**What you will do**
Lines from the entries below that hold "JSON" form the answer; copy all of them.

Segment Open

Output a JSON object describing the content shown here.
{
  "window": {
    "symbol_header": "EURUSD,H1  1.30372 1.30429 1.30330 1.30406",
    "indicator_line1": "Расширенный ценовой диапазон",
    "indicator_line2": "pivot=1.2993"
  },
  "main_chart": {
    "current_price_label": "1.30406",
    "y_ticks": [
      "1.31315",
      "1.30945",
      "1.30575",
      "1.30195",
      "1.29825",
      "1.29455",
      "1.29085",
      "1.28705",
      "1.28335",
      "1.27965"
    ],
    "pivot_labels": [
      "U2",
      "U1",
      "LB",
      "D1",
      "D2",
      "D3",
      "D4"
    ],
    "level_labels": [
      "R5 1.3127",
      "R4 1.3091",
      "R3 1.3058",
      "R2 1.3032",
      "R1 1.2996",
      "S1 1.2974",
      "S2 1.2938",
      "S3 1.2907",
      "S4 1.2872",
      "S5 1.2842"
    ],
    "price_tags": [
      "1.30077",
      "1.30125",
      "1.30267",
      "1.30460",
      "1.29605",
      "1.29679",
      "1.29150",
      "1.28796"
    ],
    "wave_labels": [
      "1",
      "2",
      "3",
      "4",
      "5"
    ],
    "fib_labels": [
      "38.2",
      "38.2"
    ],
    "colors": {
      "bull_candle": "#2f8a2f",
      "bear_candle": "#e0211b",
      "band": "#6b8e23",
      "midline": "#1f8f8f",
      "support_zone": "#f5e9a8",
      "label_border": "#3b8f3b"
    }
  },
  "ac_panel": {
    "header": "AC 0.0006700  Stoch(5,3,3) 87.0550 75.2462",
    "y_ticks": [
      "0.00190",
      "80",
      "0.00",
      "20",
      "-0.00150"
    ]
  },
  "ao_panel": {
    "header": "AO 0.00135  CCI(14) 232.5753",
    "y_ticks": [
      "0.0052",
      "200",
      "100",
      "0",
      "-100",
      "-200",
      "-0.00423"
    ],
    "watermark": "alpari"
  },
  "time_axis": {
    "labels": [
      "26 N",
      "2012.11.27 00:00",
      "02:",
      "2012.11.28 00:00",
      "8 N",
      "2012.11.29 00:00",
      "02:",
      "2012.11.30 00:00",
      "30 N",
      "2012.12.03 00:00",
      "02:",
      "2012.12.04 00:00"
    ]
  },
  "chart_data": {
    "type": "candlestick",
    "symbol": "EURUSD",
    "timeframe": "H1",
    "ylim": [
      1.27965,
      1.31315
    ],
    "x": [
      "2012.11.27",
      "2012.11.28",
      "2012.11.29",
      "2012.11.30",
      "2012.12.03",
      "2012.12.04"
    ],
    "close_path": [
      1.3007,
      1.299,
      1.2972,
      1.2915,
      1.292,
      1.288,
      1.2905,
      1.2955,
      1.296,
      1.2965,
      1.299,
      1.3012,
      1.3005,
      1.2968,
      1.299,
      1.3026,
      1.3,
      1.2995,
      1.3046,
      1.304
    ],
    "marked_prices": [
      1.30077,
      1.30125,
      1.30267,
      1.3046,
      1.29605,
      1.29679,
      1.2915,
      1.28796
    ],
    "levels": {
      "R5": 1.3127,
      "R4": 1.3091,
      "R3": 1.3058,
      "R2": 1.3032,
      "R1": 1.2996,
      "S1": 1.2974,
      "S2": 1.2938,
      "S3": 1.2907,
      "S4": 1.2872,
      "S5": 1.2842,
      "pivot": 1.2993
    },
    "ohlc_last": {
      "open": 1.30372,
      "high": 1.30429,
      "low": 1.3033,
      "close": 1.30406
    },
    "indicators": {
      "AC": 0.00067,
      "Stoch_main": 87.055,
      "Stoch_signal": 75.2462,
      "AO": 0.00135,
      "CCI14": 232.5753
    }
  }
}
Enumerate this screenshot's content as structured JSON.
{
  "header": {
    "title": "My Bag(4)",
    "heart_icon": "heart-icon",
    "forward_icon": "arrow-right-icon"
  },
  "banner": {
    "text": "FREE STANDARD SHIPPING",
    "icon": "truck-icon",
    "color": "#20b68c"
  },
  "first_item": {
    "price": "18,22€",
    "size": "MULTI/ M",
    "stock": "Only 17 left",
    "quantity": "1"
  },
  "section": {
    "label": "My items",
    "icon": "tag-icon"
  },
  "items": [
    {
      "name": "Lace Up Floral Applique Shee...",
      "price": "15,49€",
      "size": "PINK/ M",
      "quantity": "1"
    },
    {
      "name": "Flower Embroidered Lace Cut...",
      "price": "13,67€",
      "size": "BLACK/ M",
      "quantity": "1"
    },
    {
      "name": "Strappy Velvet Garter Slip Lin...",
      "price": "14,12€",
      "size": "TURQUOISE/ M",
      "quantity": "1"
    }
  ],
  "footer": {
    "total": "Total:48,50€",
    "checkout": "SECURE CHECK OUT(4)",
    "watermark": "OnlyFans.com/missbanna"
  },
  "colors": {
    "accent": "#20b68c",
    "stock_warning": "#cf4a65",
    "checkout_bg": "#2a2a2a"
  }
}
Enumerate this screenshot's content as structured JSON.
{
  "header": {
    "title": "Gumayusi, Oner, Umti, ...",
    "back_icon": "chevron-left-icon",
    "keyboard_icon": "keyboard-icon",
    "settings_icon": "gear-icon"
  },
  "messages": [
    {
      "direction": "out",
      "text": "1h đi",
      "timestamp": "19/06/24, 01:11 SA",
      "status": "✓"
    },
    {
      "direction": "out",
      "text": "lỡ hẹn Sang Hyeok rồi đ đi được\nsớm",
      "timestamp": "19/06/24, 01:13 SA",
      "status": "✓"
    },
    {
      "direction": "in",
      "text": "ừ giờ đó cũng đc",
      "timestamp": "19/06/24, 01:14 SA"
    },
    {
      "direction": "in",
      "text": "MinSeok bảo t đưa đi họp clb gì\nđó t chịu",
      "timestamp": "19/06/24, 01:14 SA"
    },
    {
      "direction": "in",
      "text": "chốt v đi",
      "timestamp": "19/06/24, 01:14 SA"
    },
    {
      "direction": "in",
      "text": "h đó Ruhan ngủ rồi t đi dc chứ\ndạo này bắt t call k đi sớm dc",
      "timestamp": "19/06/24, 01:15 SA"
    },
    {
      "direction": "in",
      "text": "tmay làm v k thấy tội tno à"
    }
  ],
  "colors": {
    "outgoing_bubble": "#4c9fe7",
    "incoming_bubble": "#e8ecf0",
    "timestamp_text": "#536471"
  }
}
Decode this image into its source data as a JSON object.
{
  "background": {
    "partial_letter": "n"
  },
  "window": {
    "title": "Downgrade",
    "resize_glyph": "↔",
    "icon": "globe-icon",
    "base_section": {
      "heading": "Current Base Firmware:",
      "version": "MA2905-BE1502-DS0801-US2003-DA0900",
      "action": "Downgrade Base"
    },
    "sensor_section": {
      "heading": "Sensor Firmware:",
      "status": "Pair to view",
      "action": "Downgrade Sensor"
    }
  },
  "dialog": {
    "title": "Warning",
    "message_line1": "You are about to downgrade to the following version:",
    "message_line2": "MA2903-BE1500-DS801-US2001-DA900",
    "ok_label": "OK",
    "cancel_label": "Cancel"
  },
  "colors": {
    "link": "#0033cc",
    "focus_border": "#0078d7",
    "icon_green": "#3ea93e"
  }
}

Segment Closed

**Answer to this problem**
Output a JSON object describing the content shown here.
Enumerate this screenshot's content as structured JSON.
Enumerate this screenshot's content as structured JSON.
Decode this image into its source data as a JSON object.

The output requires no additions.